"This is a systematic displacement policy to empty the busy town out," said Abrash, the doctor, who said the injured travel nearly five kilometers (3 miles) to reach Idlib city, which has the most well-equipped hospital for surgery.
In the Syrian government's airstrike campaign, backed by ally Russia, warplanes have targeted medical centers, water plants and residential areas, in what the U.N. and rights groups call a deliberate campaign that amounts to war crimes.
The rebel enclave is dominated by al-Qaida-linked militants and other jihadi groups. The government says it is targeting terrorist locations.
Most of the civilians living in the rebel stronghold have already been displaced by other bouts of violence, and have chosen not to live in government-captured areas.
Over the last three years, the government regained control of most of the territories that were initially seized by the opposition in the early days of the civil conflict — now in its 9th year.
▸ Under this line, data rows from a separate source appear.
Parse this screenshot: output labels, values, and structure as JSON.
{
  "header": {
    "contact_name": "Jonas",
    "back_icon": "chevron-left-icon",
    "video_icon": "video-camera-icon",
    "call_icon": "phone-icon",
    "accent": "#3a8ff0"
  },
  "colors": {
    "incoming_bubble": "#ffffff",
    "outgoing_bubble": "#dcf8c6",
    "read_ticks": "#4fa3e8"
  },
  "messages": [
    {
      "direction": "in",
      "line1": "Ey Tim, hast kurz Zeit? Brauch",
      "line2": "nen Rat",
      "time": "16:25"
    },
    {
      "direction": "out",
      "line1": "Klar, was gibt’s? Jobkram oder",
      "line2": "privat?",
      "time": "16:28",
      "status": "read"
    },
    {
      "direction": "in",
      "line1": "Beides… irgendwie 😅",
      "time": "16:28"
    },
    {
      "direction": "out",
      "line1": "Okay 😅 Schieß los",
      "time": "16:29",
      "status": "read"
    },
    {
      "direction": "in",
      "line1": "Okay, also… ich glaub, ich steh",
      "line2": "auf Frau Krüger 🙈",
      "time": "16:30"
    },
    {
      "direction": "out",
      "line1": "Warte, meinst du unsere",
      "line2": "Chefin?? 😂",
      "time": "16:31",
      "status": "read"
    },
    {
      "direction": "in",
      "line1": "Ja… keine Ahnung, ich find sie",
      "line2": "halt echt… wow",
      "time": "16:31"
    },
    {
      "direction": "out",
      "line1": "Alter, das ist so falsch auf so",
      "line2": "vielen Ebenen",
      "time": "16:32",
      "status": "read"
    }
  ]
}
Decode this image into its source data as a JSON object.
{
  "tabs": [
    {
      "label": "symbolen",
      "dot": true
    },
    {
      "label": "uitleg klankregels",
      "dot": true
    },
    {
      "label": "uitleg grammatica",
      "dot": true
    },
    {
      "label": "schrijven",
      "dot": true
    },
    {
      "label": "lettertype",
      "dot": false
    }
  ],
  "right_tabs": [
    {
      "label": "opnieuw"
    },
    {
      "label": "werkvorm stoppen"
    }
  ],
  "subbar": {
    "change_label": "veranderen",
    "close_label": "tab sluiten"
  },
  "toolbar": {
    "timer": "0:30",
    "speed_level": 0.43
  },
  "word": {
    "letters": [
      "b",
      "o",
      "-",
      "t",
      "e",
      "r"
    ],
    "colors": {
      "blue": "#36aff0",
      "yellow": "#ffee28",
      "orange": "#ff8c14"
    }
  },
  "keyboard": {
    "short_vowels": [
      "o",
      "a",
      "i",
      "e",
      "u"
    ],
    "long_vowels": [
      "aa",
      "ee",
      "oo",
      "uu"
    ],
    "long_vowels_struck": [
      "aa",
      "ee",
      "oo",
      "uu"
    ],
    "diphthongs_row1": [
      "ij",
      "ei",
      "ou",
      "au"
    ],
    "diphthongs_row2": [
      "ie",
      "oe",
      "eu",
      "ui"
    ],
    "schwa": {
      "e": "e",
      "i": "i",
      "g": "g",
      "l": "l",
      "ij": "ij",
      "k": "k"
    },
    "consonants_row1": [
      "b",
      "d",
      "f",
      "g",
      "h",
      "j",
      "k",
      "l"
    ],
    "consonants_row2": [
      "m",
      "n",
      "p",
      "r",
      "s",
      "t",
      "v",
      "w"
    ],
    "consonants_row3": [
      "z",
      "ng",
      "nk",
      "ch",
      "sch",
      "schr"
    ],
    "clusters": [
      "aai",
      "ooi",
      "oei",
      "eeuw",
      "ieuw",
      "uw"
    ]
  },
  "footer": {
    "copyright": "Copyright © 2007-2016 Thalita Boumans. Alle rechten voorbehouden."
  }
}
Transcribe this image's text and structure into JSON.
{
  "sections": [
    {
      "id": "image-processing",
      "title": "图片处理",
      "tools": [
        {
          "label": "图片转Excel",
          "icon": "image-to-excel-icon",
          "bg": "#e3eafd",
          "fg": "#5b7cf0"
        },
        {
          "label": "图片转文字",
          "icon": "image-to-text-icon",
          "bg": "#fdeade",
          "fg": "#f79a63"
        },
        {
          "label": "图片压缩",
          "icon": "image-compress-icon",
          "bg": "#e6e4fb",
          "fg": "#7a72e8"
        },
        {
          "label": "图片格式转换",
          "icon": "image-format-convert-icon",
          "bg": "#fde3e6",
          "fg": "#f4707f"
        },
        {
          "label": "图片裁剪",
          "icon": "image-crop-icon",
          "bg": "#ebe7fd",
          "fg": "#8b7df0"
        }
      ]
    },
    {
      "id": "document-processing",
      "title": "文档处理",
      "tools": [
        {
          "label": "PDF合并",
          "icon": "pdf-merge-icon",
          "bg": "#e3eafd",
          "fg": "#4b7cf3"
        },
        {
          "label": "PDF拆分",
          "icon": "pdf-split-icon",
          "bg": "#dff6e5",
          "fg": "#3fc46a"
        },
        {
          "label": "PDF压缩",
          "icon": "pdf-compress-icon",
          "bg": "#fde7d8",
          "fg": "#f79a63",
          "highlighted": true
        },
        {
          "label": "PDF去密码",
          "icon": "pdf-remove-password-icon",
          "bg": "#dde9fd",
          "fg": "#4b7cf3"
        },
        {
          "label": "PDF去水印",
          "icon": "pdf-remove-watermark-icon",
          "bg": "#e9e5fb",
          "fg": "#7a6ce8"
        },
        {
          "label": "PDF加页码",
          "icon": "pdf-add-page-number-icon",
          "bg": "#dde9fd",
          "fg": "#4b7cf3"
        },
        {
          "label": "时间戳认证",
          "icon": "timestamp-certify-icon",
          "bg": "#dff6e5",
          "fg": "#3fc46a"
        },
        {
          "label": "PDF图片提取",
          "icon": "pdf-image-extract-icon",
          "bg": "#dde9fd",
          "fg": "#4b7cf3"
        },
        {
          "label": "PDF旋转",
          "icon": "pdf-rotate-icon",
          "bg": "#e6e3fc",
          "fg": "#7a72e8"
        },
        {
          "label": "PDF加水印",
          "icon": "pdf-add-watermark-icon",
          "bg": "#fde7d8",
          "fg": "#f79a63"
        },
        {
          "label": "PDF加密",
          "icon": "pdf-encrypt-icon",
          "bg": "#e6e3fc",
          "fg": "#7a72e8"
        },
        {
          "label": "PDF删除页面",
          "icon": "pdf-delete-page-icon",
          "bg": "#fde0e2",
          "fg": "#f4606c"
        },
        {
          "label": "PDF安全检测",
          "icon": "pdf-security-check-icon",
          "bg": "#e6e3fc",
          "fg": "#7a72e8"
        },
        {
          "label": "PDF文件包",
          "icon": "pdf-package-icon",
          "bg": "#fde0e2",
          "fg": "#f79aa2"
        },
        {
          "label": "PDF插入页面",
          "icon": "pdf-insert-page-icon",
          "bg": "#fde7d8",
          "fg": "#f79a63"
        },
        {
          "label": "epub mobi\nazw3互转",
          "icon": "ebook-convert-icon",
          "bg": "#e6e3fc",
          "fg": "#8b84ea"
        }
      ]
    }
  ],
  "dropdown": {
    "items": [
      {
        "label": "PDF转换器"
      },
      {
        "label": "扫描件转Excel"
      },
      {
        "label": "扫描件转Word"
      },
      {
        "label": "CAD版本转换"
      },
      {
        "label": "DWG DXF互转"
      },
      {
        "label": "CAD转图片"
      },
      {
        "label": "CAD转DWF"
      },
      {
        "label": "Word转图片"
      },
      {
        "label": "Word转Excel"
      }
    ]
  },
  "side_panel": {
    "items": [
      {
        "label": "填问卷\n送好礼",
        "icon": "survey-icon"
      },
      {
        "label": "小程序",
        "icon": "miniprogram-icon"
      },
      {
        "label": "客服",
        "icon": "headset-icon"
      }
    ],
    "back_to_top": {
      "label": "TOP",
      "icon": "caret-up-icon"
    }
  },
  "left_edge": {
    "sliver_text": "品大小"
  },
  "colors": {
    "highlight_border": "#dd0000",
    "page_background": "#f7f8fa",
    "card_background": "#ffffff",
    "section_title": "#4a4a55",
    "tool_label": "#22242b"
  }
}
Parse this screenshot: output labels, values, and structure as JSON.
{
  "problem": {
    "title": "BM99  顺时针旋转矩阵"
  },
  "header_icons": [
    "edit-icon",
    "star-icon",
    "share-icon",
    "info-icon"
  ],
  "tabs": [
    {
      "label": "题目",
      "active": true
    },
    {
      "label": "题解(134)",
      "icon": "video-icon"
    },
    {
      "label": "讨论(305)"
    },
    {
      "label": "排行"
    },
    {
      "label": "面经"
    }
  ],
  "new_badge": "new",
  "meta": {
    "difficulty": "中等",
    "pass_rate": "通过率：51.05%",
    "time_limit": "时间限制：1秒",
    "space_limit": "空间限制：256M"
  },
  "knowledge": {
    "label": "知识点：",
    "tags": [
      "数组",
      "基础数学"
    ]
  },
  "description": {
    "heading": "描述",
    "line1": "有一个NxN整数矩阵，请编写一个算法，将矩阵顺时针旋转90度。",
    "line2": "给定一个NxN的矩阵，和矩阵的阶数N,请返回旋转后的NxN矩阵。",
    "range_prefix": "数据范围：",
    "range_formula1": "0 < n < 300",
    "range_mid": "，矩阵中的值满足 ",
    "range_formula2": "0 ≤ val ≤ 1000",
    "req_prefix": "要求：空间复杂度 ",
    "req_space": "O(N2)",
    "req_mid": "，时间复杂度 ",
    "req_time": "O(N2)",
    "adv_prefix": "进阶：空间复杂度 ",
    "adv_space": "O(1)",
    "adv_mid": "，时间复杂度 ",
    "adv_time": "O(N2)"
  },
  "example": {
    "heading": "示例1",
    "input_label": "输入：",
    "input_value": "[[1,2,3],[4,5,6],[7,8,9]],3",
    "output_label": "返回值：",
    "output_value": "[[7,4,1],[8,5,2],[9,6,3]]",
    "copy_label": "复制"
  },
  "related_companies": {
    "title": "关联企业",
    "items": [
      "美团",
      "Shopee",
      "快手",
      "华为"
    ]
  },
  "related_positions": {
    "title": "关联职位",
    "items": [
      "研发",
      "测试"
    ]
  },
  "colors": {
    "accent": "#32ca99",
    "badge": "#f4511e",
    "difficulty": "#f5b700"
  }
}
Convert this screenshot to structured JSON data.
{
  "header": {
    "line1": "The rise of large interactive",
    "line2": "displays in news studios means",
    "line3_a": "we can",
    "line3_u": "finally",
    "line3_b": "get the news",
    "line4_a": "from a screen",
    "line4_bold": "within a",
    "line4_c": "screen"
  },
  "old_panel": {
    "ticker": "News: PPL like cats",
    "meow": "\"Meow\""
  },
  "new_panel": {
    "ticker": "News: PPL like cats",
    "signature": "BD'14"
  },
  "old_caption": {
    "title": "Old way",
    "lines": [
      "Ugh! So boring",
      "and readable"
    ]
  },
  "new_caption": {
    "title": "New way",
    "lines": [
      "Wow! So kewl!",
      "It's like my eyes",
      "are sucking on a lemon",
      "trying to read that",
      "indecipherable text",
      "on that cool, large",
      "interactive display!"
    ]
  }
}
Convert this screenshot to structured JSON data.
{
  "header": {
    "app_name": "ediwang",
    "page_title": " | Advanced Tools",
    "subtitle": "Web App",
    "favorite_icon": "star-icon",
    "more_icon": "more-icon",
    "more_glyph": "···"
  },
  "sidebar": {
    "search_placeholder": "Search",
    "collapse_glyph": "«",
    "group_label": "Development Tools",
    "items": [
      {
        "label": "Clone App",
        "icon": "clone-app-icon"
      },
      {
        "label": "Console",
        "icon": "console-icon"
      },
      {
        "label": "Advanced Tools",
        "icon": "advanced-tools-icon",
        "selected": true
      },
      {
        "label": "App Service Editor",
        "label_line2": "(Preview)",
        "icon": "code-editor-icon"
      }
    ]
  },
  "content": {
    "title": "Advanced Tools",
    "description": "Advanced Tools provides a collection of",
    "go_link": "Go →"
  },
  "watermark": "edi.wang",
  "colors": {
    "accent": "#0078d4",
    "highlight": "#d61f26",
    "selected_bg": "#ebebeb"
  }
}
Those military victories, backed by Russian air power and Iranian-backed militias on the ground, followed intense military campaigns and tight sieges that forced rebels to surrender and move north.